The task:
What is the number of lines below that contain the word "labels"? Give only that number.

[Items from an interface collection]
******************************

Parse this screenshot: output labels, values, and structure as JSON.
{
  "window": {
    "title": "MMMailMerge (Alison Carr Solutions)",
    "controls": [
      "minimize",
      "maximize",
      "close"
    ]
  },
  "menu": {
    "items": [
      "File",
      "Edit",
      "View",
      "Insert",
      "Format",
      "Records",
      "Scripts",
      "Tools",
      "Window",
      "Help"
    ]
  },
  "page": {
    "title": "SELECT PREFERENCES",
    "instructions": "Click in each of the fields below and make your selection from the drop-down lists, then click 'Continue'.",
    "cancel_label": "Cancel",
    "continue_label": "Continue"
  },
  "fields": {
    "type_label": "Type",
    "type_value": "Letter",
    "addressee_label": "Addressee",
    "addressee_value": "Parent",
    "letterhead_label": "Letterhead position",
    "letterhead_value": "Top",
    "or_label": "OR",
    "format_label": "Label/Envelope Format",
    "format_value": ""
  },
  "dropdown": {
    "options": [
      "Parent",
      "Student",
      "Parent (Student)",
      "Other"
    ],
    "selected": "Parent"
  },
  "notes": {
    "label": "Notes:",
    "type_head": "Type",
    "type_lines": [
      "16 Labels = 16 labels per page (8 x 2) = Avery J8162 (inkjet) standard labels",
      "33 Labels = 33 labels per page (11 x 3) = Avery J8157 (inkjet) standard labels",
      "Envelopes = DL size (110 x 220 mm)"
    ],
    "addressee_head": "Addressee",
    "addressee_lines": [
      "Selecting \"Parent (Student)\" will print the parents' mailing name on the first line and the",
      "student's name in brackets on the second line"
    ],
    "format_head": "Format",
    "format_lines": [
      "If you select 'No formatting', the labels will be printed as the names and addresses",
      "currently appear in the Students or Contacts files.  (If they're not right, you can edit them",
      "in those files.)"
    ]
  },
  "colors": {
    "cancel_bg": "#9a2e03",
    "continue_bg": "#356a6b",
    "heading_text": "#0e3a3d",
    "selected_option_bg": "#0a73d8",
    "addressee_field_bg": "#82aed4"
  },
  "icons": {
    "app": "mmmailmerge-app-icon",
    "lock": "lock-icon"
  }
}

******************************

Written response:
4